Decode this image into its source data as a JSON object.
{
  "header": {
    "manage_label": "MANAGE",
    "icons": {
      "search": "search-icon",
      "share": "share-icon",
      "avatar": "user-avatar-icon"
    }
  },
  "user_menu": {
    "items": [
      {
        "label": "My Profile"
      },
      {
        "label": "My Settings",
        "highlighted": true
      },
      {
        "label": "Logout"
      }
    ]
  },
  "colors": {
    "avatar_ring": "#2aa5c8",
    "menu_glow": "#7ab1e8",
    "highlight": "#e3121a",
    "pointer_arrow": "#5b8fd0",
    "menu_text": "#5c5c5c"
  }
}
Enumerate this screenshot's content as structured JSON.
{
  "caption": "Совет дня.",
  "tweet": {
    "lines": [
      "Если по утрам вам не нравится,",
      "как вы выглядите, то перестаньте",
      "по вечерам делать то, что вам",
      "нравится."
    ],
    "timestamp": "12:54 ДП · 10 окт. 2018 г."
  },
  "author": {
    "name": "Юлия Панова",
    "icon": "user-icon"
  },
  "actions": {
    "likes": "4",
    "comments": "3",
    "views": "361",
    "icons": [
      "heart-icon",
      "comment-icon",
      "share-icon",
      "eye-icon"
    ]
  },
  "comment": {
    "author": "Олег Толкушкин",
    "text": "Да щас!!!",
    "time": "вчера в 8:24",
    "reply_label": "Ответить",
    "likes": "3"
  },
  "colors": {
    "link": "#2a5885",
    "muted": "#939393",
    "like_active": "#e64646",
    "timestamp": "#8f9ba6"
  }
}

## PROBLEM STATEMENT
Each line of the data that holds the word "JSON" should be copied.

## ANSWER SECTION
Decode this image into its source data as a JSON object.
Enumerate this screenshot's content as structured JSON.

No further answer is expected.